Warranties And Representations: An Essential Element of M&A Agreements
Robert M. Mendell has substantial experience resulting from more than 40 years of legal experience in the mergers and acquisitions field. He provides legal acumen to clients who require assistance with a variety of complex business and tax law concerns. Thus, sellers and buyers of various businesses have relied on his guidance in handling the sale or purchase of their business enterprise, most transaction documents containing sophisticated “warranties and representations” provisions.
Serving M&A Clients Throughout Texas

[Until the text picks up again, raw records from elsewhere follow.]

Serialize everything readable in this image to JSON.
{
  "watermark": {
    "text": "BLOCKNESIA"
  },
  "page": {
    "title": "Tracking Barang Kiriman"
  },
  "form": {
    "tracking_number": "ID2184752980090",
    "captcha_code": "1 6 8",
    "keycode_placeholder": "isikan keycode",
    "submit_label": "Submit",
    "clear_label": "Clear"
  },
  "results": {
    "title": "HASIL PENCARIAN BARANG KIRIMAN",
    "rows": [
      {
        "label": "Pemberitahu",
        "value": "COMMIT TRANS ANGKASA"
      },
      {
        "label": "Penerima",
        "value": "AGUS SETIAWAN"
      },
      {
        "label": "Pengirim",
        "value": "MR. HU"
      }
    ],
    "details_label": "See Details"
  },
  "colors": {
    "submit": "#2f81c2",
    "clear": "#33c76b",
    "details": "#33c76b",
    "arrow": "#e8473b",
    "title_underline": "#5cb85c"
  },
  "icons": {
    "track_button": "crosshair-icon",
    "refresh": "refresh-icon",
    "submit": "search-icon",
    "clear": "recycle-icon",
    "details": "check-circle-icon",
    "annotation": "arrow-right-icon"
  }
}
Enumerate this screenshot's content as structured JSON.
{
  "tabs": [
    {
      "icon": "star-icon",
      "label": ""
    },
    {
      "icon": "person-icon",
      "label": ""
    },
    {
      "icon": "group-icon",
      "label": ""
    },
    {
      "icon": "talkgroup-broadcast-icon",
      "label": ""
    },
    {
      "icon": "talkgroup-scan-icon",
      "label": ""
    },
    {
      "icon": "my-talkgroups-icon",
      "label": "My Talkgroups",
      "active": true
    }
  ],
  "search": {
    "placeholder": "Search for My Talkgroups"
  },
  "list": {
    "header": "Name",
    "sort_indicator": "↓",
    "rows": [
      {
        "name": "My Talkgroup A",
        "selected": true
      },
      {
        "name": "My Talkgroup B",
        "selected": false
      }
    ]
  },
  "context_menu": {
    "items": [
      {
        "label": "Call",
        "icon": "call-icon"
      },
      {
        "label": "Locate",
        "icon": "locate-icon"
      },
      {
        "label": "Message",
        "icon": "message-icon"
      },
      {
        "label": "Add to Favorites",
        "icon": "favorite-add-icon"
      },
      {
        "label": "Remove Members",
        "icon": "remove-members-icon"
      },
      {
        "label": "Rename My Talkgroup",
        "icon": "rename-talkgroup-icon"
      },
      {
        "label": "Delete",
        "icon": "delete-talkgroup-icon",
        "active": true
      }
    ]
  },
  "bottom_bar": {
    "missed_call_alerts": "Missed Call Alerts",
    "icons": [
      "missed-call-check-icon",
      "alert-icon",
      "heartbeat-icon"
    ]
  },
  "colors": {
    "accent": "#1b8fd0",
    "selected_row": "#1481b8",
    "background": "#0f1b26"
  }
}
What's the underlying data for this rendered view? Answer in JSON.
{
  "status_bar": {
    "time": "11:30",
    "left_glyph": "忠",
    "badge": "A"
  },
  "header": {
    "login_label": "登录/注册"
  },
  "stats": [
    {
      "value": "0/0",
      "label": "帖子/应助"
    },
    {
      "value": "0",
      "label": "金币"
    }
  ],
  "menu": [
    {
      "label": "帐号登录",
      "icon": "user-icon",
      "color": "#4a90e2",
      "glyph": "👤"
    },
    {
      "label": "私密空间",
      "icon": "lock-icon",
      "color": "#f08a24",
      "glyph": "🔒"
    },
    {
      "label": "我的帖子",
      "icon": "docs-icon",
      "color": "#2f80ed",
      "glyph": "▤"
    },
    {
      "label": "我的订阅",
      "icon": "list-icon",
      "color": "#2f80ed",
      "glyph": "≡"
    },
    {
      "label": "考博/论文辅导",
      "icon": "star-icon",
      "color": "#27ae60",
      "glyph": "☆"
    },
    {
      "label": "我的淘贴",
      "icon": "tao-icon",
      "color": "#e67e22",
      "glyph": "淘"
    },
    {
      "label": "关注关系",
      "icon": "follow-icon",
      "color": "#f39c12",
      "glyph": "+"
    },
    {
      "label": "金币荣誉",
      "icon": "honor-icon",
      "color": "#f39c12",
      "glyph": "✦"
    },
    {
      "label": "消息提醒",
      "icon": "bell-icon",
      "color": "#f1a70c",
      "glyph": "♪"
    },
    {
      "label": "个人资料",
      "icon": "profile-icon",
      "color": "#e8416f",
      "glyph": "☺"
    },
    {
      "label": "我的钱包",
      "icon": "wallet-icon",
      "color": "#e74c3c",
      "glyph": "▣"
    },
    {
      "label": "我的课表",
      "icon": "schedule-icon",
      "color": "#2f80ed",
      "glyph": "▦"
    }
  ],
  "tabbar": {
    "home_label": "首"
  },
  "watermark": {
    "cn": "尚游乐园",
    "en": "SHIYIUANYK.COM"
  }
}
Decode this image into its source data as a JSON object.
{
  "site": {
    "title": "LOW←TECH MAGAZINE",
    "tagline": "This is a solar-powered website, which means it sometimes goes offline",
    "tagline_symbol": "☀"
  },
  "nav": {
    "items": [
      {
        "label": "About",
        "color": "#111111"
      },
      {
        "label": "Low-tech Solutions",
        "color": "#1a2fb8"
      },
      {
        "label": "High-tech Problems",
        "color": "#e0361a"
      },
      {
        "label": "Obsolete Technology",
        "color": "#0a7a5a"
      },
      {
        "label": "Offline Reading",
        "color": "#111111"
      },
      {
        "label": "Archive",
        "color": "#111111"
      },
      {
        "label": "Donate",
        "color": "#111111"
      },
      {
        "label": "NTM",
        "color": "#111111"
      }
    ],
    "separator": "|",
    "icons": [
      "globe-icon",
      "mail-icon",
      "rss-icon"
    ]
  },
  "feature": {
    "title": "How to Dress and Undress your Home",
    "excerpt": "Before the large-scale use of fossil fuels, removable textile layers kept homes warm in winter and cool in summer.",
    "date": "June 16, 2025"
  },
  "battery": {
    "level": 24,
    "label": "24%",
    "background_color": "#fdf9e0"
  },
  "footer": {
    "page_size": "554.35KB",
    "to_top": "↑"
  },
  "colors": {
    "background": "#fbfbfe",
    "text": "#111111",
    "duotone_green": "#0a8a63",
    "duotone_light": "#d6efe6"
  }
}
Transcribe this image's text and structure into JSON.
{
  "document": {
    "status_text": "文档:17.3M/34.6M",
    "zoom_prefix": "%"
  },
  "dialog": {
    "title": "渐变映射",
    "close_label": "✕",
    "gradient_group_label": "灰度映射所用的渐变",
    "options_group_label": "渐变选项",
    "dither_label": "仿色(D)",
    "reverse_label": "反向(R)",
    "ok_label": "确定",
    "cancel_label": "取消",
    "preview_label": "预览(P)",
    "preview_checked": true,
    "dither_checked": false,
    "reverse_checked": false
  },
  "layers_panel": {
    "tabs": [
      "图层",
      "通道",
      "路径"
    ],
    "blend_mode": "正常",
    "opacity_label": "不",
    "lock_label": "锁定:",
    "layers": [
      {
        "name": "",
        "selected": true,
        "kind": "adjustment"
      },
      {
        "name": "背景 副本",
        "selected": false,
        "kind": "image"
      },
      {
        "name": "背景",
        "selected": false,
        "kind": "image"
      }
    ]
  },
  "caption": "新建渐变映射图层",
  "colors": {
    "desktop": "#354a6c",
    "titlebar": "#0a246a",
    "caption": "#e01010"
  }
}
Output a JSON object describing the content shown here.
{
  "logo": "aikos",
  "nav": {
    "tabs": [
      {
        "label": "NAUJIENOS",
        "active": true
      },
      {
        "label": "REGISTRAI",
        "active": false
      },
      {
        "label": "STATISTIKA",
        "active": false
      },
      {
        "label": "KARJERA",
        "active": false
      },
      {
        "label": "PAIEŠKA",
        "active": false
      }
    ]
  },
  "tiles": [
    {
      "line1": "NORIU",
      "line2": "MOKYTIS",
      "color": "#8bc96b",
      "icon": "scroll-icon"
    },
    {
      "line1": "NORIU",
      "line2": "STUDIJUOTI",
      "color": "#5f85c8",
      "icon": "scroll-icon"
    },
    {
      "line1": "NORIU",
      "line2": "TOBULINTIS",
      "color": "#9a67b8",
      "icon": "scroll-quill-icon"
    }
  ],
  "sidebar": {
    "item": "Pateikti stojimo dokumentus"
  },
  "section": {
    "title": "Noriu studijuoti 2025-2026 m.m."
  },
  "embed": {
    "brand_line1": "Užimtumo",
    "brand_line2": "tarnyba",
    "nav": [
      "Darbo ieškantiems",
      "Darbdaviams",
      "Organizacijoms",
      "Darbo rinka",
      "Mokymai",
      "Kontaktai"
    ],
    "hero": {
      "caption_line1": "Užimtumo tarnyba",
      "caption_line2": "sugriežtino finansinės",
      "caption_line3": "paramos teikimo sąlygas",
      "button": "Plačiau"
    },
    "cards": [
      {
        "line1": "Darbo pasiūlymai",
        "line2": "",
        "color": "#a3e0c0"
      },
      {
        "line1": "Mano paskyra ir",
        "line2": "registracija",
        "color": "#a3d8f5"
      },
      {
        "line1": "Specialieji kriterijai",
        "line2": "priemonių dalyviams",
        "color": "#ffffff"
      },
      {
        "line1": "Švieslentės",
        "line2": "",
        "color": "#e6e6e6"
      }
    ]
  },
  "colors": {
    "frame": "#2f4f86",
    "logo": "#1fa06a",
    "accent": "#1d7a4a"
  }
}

A buyer of a business is usually placed in the very risky position of paying substantial amounts for a business enterprise that the buyer cannot become totally familiar with prior to closing. A seller of a business is usually relying on the receipt of the entire purchase price that was negotiated with the buyer in order to entice the seller to sell the business. A compromise position developed over a many year period is the amelioration of the buyer’s risk through the provision by the seller of numerous warranties and representations, the breach of which would entitle the buyer to a recovery of damages, in order to provide the buyer with a comfort level sufficient to induce the buyer to close the business acquisition despite the outlay of substantial purchase money funds.
Over the years, the “warranties and representations” of the seller contained in mergers and acquisitions documents have been extensively crafted and require careful consideration on the part of both the buyer and the seller, usually through their respective legal counsel. Some of these may include:
- Material Adverse Effect: The definition of this term or a similar term, often found in modern M&A documents, is important in determining, among other things, whether the seller can be held accountable for devaluation of the business with respect to post-closing operations of the buyer.
- Financial Statement Representation/Accounting Standard: The wording of this representation can be important in determining, among other things, whether the seller’s financial statements must be materially accurate and, in addition, whether such financials must also be in conformity with a certain accounting standard, such as GAAP, tax basis accounting or some other set of accounting principles.
- Undisclosed Liabilities: The wording of this warranty is important in determining, among other things, whether the seller is responsible for warranting liabilities under this provision that have otherwise been disclosed to the buyer, such as lease obligations, because the warranty wording may entail warranty of non-balance sheet items.
- Compliance with Laws: Whether, among other things, a seller’s warranty regarding the seller’s compliance with laws prior to closing should be considered as being extended to the buyer’s operation of the business after closing, if the buyer operates in the same manner as the seller prior to closing.
- Full Disclosure Representation: A “full disclosure” representation is a pro-buyer representation that, among other things, the seller has disclosed any and all information that may negatively impact the business, even if the agreement did not otherwise address it. Conversely, sellers want disclosure representations limited to the information specifically attached to the agreement often in the form of “disclosure schedules”.
- Due Diligence Materials Warranted: Many “full disclosure” representations are worded broadly enough to encompass a warranty of all information provided to the buyer at any time, including in connection with the buyer’s “due diligence” review of the seller, whether or not referenced or attached to the agreement. Sellers may wish to avoid warranty of such materials as being incomplete or in a “draft” stage.
- Nonreliance Provision: Accordingly, sellers promote this pro-seller provision, which stipulates that the buyer cannot rely on any warranties or representations except for those in the agreement. Sellers often advance such warranty disclaimer language to limit their liability should the buyer claim to have relied on express or implied representations or warranties.
- Knowledge of Seller: Oftentimes, a specific warranty of the seller is limited by a knowledge qualifier. There are several definitions of “knowledge” as it refers to a seller. It could refer to the knowledge of one or more groups associated with the seller, including the owners, key managers, department heads or all employees. “Knowledge” can be further modified to include constructive knowledge and “knowledge” that could have been known after reasonable inquiry of other seller personnel.
More detailed information relating to warranties and representations can be found in this seminar handout prepared by Mr. Mendell: Business Acquisitions Seminar Handout.
Mr. Mendell handles all aspects of his clients’ cases himself, ensuring that they receive his personal skill and attention. He is Board Certified in Tax Law by The Texas Board of Legal Specialization and is also licensed as a Certified Public Accountant (CPA).